  3. Knead the dough lightly on a floured surface, wrap in plastic wrap and put in the fridge for 30 minutes.
  4. Now for the fun part, summon the children! Roll the dough between two sheets of baking paper until 5mm thick. Cut out biscuits using Christmas shaped cutters and place on prepared baking trays.
  5. Bake for 10 minutes or until golden. Transfer to wire racks to cool.
  6. Call the wandering children back and let them do their thing with writing icings, smarties and/or lollies!

 

notes

  • It is best to work quickly once the pastry is out of the fridge – this is difficult when you have small helpers! I found that giving each child some pastry to work with does the trick.
  • Nearly every cooking-related shop will have Christmas cutters for sale well before the official Christmas period starts. Out cutter collection includes the ever popular large Santa and a star. Hmm, must get a tree shape this year…
  • If you only have scone cutters or egg rings in the cupboard, these will do nicely to make various size circles that you can decorate like Christmas tree balls.
  • Christmas tree idea: try carefully using the blunt end of a wooden skewer to make a hole in the biscuit before baking.

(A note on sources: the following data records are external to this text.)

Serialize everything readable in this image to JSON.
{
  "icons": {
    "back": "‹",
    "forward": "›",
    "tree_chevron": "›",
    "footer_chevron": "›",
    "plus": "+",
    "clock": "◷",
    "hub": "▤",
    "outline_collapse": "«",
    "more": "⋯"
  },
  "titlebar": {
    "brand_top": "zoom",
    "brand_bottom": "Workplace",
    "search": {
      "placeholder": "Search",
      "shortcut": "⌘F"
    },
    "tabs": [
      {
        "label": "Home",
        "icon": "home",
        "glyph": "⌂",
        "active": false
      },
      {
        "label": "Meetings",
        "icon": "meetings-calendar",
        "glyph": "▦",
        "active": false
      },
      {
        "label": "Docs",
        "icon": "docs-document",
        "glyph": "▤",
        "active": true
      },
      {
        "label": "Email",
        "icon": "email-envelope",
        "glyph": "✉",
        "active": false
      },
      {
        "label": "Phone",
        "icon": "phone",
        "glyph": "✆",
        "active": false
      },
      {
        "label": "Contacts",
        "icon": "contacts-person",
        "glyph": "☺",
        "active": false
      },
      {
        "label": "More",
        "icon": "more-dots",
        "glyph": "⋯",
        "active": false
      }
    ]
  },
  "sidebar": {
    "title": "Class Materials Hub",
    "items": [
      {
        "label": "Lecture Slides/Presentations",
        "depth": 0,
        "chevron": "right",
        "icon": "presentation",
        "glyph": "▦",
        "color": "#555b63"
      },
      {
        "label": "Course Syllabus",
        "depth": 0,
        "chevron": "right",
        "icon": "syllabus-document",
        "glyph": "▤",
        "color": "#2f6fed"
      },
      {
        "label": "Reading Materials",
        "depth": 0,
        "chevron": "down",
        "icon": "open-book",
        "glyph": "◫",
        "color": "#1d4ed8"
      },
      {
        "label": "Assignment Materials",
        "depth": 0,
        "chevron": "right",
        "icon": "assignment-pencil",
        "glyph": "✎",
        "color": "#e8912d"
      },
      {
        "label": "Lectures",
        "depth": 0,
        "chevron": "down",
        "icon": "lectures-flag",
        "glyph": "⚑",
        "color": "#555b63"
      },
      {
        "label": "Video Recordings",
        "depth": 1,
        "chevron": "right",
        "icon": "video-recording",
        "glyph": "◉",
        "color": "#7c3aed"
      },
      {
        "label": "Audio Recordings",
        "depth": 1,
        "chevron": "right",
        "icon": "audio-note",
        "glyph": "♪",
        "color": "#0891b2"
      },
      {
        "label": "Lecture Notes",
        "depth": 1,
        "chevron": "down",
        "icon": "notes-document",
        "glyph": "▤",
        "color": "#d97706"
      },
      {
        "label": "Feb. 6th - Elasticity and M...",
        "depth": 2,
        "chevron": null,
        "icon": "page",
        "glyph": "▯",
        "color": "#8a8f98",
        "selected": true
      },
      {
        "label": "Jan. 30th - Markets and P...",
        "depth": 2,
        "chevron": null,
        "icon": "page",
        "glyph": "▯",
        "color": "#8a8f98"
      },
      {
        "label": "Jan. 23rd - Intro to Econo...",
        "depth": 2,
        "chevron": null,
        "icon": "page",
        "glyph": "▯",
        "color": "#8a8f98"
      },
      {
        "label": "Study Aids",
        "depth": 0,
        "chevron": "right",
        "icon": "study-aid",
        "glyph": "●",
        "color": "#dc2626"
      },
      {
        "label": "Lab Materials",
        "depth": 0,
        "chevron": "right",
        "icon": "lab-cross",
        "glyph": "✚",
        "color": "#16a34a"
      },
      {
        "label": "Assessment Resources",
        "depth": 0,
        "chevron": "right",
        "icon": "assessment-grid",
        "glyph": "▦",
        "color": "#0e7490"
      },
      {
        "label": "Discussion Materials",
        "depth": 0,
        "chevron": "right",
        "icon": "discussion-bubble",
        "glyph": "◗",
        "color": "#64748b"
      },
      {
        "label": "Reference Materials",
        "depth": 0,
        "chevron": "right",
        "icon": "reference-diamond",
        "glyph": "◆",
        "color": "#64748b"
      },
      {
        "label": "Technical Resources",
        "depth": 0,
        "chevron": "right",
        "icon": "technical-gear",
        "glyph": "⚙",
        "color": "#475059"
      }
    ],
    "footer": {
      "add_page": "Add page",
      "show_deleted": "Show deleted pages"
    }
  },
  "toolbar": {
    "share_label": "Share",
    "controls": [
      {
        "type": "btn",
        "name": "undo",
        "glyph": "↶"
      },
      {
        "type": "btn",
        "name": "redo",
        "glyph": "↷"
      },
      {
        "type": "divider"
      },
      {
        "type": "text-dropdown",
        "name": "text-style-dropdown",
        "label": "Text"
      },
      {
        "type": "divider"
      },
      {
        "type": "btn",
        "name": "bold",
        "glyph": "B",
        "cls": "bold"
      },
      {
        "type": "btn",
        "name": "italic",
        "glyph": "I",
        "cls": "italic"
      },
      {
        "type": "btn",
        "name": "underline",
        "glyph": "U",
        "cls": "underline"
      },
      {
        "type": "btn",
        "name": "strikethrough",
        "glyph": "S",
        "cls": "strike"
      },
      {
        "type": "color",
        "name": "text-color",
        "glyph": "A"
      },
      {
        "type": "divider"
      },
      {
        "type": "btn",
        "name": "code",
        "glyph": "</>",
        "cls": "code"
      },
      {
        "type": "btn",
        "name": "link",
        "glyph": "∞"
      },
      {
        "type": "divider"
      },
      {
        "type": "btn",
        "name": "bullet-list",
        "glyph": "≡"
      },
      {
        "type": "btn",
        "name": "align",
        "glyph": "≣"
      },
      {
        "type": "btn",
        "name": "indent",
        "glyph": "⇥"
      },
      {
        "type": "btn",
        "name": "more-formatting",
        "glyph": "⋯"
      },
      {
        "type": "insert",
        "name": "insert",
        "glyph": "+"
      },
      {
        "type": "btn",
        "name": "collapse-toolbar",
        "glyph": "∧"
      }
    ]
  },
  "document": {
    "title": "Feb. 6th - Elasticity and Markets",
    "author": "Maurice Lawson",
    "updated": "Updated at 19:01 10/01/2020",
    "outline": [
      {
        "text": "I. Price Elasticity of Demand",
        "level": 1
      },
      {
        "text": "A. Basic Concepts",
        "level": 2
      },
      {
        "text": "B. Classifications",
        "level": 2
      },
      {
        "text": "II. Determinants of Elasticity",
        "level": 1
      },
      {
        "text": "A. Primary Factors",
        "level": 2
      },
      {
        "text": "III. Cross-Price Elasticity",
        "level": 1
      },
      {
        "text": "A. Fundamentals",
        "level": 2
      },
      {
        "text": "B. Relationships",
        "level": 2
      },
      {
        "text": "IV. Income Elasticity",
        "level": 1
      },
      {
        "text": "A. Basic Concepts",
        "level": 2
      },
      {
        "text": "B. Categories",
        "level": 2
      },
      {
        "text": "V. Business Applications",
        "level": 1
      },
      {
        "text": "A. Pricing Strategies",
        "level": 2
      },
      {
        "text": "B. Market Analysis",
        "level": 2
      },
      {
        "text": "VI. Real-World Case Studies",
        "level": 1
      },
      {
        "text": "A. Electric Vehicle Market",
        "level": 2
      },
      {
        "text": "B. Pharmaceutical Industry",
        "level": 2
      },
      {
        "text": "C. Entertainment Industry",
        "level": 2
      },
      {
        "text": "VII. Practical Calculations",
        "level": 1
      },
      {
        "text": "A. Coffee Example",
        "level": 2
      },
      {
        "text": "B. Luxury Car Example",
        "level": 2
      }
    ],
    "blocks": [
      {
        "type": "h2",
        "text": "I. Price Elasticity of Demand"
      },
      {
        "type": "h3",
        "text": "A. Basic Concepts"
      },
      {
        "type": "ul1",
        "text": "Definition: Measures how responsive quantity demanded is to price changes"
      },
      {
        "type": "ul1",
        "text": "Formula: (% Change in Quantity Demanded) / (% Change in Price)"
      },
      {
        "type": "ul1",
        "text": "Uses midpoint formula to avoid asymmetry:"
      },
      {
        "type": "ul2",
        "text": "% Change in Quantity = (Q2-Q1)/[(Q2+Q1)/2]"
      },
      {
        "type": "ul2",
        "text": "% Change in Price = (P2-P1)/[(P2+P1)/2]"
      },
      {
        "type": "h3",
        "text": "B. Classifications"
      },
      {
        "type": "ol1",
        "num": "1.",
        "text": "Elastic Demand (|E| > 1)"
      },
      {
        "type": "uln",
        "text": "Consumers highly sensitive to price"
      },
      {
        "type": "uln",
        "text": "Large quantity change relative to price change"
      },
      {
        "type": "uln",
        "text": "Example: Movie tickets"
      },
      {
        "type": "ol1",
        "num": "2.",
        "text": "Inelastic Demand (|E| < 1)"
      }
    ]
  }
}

After decorations have set, thread some string/cotton/tinsel through the hole and hang on the tree.
  • This recipe was created by Melissa Hughes for Kidspot, Australia’s best recipe finder.
  • Use 2 free range eggs (59g).

Christmas Cookies by Melissa Hughes for Kidspot